Simple Hearth Bread
(Recipe courtesy of King Arthur Flour)
2 cups of water
1 tablespoon sugar
2 ¼ teaspoons yeast, or one packet
6 cups unbleached all-purpose flour
1 tablespoon salt
Pour lukewarm tap water over the yeast. Add the sugar and stir until it dissolves. Yeast must be active for the bread to rise, so it must blossom (baker’s lingo for bubble). If it doesn’t, stop — you’ll just be wasting good ingredients and your time.
No need to sift the flour; fluff it up with a spoon while it’s in the bag or canister. Sprinkle 1 cup of flour into a dry-cup measure and add to yeast mixture. Add salt, then stir in 4 ½ cups more flour until the dough begins to hold and pull away from the sides of the bowl.
It’s ready to knead. Turn onto floured surface; sprinkle it with ½ cup of flour. Fold the outside edge over into itself toward you, then push it gently away with the heels of your hands. After every push give it a 1/4 turn. Keep repeating this sequence for 3 or 4 minutes. If needed, sprinkle more flour on the board to prevent the dough from sticking.
Let it rest while you grease a large bowl. Knead for another few minutes. When the dough is smooth, elastic and no longer sticky, form it into a round ball and place in the greased bowl. Cover with a damp towel or piece of plastic wrap and put in a warm place to rise. When it is doubled in bulk, make a fist and give it a punch.
Knead again for a minute or two to remove stray bubbles. Let it rest for several minutes before cutting the dough in half and shaping into two loaves: long and narrow, French style, or short and oval, Italian style. Place on a baking sheet sprinkled with cornmeal. Cover with a damp towel and let rise until doubled — about one hour.
Slash 3 or 4 diagonal cuts ¼ inch deep across the top. For a shiny bronze surface, brush a beaten egg mixed with a tablespoon of water over the dough’s exposed top.
Place in a preheated 475-degree oven.

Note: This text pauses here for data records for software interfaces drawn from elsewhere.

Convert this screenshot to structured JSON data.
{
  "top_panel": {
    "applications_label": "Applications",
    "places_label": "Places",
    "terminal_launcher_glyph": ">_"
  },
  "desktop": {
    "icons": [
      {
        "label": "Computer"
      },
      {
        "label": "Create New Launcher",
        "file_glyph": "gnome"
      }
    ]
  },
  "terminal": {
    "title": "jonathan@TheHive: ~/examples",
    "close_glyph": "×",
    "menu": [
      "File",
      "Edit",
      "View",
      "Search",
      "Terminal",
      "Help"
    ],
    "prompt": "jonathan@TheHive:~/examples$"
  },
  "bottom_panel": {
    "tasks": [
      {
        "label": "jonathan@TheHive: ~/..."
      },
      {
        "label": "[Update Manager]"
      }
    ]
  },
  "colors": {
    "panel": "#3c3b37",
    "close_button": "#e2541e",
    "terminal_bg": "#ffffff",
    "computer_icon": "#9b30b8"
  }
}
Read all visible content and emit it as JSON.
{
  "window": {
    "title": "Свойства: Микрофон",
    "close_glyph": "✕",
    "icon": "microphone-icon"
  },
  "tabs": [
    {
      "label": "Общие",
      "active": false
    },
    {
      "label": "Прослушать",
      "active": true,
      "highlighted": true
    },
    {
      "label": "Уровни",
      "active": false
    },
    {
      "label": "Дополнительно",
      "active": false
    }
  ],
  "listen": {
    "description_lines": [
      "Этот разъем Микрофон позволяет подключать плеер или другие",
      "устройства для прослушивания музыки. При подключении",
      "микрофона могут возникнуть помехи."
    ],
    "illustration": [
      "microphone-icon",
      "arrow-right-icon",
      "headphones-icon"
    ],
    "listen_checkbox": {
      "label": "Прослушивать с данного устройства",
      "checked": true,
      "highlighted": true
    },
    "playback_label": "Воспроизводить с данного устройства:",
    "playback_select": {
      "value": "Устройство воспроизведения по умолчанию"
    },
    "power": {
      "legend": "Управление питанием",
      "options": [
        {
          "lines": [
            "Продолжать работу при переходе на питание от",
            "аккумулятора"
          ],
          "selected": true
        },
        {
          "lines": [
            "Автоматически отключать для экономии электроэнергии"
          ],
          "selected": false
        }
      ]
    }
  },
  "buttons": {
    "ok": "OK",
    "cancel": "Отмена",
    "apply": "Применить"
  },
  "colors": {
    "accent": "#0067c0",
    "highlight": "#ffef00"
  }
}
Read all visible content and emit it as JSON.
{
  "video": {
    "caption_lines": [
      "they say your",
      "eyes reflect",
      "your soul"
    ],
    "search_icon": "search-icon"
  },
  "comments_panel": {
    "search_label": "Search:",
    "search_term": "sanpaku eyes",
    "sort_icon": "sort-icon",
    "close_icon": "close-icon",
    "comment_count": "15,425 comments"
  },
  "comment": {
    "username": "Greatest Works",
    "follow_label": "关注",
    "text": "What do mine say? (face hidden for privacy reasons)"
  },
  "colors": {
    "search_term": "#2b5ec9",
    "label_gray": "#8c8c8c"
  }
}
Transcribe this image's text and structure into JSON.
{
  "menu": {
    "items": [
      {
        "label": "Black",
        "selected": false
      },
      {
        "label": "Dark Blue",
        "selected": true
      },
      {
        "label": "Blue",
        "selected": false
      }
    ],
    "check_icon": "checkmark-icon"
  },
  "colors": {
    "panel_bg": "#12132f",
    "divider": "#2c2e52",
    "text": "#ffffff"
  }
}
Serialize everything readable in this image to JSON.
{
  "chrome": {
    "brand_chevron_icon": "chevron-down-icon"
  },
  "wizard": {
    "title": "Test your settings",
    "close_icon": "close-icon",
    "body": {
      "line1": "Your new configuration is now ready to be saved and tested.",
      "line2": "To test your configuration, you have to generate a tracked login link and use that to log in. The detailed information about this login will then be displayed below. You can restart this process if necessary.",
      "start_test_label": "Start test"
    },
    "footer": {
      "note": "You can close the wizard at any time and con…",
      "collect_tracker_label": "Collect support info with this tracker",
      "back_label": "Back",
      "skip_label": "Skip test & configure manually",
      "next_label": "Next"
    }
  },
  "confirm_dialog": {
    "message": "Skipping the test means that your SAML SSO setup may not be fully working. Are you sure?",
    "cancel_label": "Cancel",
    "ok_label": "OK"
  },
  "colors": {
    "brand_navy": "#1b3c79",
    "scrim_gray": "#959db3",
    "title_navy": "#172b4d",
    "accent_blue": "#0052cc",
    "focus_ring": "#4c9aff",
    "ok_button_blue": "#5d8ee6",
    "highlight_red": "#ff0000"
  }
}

After 12 minutes lower the temperature to 400 degrees. Bake for 25-30 minutes until it’s a deep, golden brown.